= Beginning of Section =

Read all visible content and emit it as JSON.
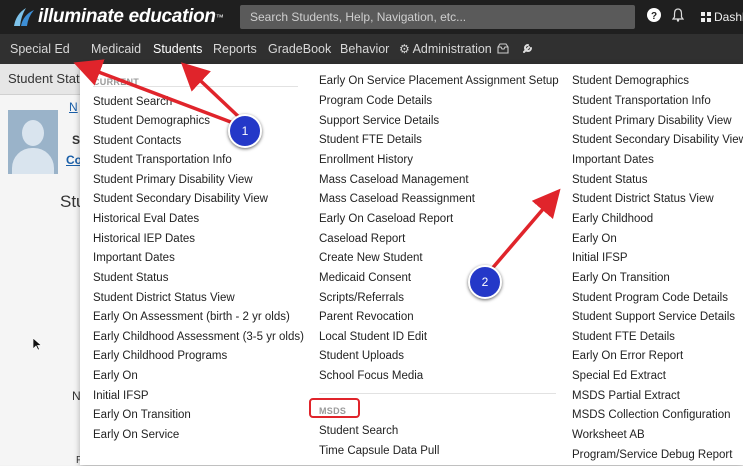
{
  "topbar": {
    "logo_text": "illuminate education",
    "logo_tm": "™",
    "search_placeholder": "Search Students, Help, Navigation, etc...",
    "dashboard_label": "Dashb",
    "help_icon": "question-circle-icon",
    "bell_icon": "bell-icon",
    "grid_icon": "grid-icon"
  },
  "navbar": {
    "items": [
      {
        "label": "Special Ed"
      },
      {
        "label": "Medicaid"
      },
      {
        "label": "Students"
      },
      {
        "label": "Reports"
      },
      {
        "label": "GradeBook"
      },
      {
        "label": "Behavior"
      },
      {
        "label": "Administration"
      }
    ],
    "inbox_icon": "inbox-icon",
    "wrench_icon": "wrench-icon"
  },
  "background": {
    "subbar_text": "Student Statu",
    "link_n": "N",
    "text_s": "S",
    "link_co": "Co",
    "title": "Stu",
    "text_n": "N",
    "text_f": "F"
  },
  "dropdown": {
    "col1": {
      "heading": "CURRENT",
      "items": [
        "Student Search",
        "Student Demographics",
        "Student Contacts",
        "Student Transportation Info",
        "Student Primary Disability View",
        "Student Secondary Disability View",
        "Historical Eval Dates",
        "Historical IEP Dates",
        "Important Dates",
        "Student Status",
        "Student District Status View",
        "Early On Assessment (birth - 2 yr olds)",
        "Early Childhood Assessment (3-5 yr olds)",
        "Early Childhood Programs",
        "Early On",
        "Initial IFSP",
        "Early On Transition",
        "Early On Service"
      ]
    },
    "col2": {
      "items": [
        "Early On Service Placement Assignment Setup",
        "Program Code Details",
        "Support Service Details",
        "Student FTE Details",
        "Enrollment History",
        "Mass Caseload Management",
        "Mass Caseload Reassignment",
        "Early On Caseload Report",
        "Caseload Report",
        "Create New Student",
        "Medicaid Consent",
        "Scripts/Referrals",
        "Parent Revocation",
        "Local Student ID Edit",
        "Student Uploads",
        "School Focus Media"
      ],
      "msds_heading": "MSDS",
      "msds_items": [
        "Student Search",
        "Time Capsule Data Pull"
      ]
    },
    "col3": {
      "items": [
        "Student Demographics",
        "Student Transportation Info",
        "Student Primary Disability View",
        "Student Secondary Disability View",
        "Important Dates",
        "Student Status",
        "Student District Status View",
        "Early Childhood",
        "Early On",
        "Initial IFSP",
        "Early On Transition",
        "Student Program Code Details",
        "Student Support Service Details",
        "Student FTE Details",
        "Early On Error Report",
        "Special Ed Extract",
        "MSDS Partial Extract",
        "MSDS Collection Configuration",
        "Worksheet AB",
        "Program/Service Debug Report"
      ]
    }
  },
  "callouts": [
    {
      "number": "1"
    },
    {
      "number": "2"
    }
  ],
  "colors": {
    "annotation_red": "#e0242b",
    "callout_blue": "#2438c8"
  }
}
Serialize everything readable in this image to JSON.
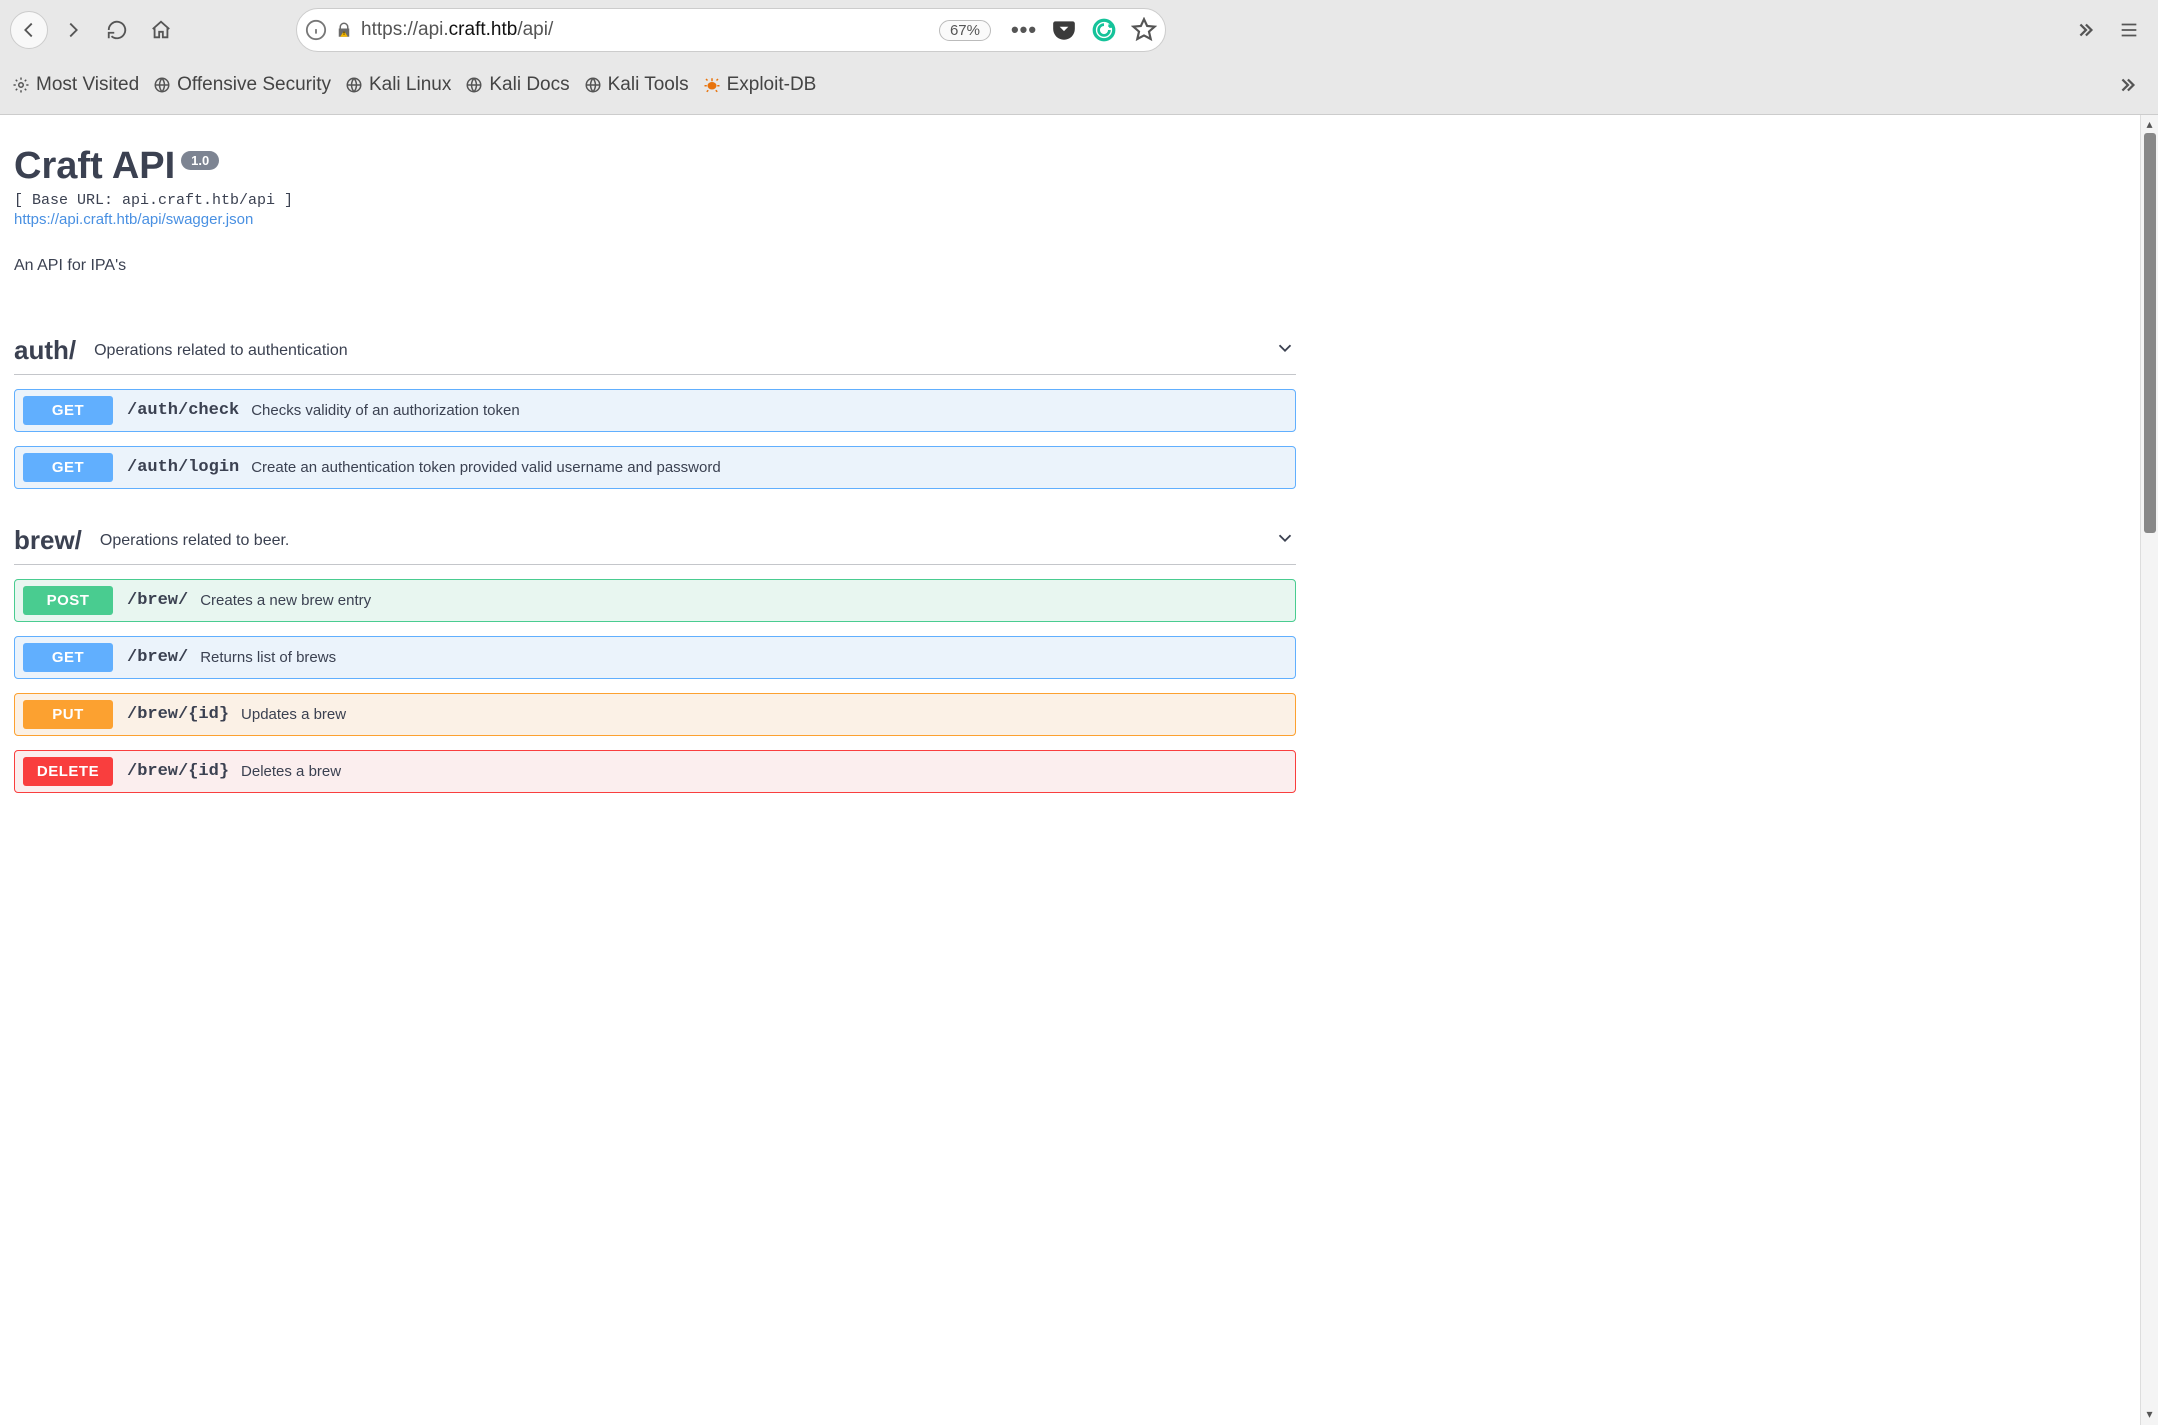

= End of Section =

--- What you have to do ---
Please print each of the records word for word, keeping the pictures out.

--- Worked solution ---
Read all visible content and emit it as JSON.
{
  "topbar": {
    "logo_text": "illuminate education",
    "logo_tm": "™",
    "search_placeholder": "Search Students, Help, Navigation, etc...",
    "dashboard_label": "Dashb",
    "help_icon": "question-circle-icon",
    "bell_icon": "bell-icon",
    "grid_icon": "grid-icon"
  },
  "navbar": {
    "items": [
      {
        "label": "Special Ed"
      },
      {
        "label": "Medicaid"
      },
      {
        "label": "Students"
      },
      {
        "label": "Reports"
      },
      {
        "label": "GradeBook"
      },
      {
        "label": "Behavior"
      },
      {
        "label": "Administration"
      }
    ],
    "inbox_icon": "inbox-icon",
    "wrench_icon": "wrench-icon"
  },
  "background": {
    "subbar_text": "Student Statu",
    "link_n": "N",
    "text_s": "S",
    "link_co": "Co",
    "title": "Stu",
    "text_n": "N",
    "text_f": "F"
  },
  "dropdown": {
    "col1": {
      "heading": "CURRENT",
      "items": [
        "Student Search",
        "Student Demographics",
        "Student Contacts",
        "Student Transportation Info",
        "Student Primary Disability View",
        "Student Secondary Disability View",
        "Historical Eval Dates",
        "Historical IEP Dates",
        "Important Dates",
        "Student Status",
        "Student District Status View",
        "Early On Assessment (birth - 2 yr olds)",
        "Early Childhood Assessment (3-5 yr olds)",
        "Early Childhood Programs",
        "Early On",
        "Initial IFSP",
        "Early On Transition",
        "Early On Service"
      ]
    },
    "col2": {
      "items": [
        "Early On Service Placement Assignment Setup",
        "Program Code Details",
        "Support Service Details",
        "Student FTE Details",
        "Enrollment History",
        "Mass Caseload Management",
        "Mass Caseload Reassignment",
        "Early On Caseload Report",
        "Caseload Report",
        "Create New Student",
        "Medicaid Consent",
        "Scripts/Referrals",
        "Parent Revocation",
        "Local Student ID Edit",
        "Student Uploads",
        "School Focus Media"
      ],
      "msds_heading": "MSDS",
      "msds_items": [
        "Student Search",
        "Time Capsule Data Pull"
      ]
    },
    "col3": {
      "items": [
        "Student Demographics",
        "Student Transportation Info",
        "Student Primary Disability View",
        "Student Secondary Disability View",
        "Important Dates",
        "Student Status",
        "Student District Status View",
        "Early Childhood",
        "Early On",
        "Initial IFSP",
        "Early On Transition",
        "Student Program Code Details",
        "Student Support Service Details",
        "Student FTE Details",
        "Early On Error Report",
        "Special Ed Extract",
        "MSDS Partial Extract",
        "MSDS Collection Configuration",
        "Worksheet AB",
        "Program/Service Debug Report"
      ]
    }
  },
  "callouts": [
    {
      "number": "1"
    },
    {
      "number": "2"
    }
  ],
  "colors": {
    "annotation_red": "#e0242b",
    "callout_blue": "#2438c8"
  }
}
Serialize everything readable in this image to JSON.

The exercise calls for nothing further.